George Winston

Born in 1949, George Winston was raised primarily in Montana. The pronounced seasonal changes he experienced there became the primary inspiration for the music he would later play. George began listening to the radio in the late 1950s during the heyday of pop instrumental music hits. He would listen to the radio faithfully for the 30 seconds before the hourly news when they would play instrumentals. Inspired by R&B, jazz, blues, and rock, George began playing organ and electric piano after high school in the banner musical year 1967. In 1971, he switched to acoustic piano.

His melodic impressionistic style comprises much of his recorded output, choosing to record albums with specific themes and it is this genre, a cross between the range of traditional American folk music and the instrumental pop/R&B that he grew up with, that he calls rural folk piano. George also plays in two other styles that he has studied for many years, the earlier-mentioned stride and rhythm and blues piano.
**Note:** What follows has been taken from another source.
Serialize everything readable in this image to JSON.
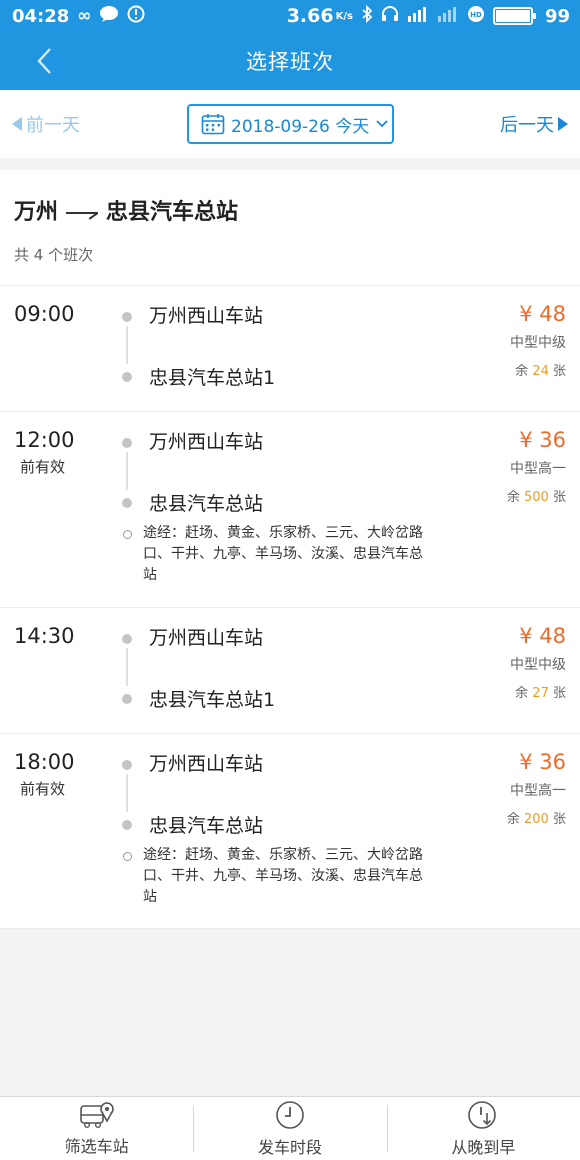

George’s favorite instrument to listen to when growing up was the organ, and before he had learned to play, he was always looking for records that featured it. In 1967, when he heard the first Doors’ album, it was the major impetus for him to start playing. „When I heard the first song on side one, Break on Through (to the Other Side), to me it was the greatest piece of music I’d ever heard (unfortunately, it didn’t work out for me as a solo piano piece). It is a perfect song – the arrangement, dynamics, lyrics, the great jazz-influenced drumming and percussion by John Densmore, the beautiful guitar lines by Robby Krieger, the incredibly powerful and unique organ instrumental break by Ray Manzarek, with his simultaneously hypnotic bass lines, and those vocals by Jim Morrison. It was deeper to me than anything I’d ever heard. It was also the first time I had ever really paid attention to the lyrics of a song, and the first time I had been that affected by a whole album, musically and otherwise.“

Winston has listened to the Doors for over thirty years and they continued to inspire him to this day. „The Doors were also my main inspiration to record conceptual albums, especially Autumn.“ This latest album evolved out of the eleven Doors songs that he had arranged as part of the repertoire for the solo R&B piano dances that he is doing more and more of. Most of the music George is now working on is in the R&B style, inspired by the great New Orleans pianists Henry Butler, the late James Booker, the late Professor Longhair, and Dr. John, arranging soul, rock, slow dance songs, and standards into solo piano pieces. „The first volume of dance songs was to be the next album, but the Doors album moved ahead of it.“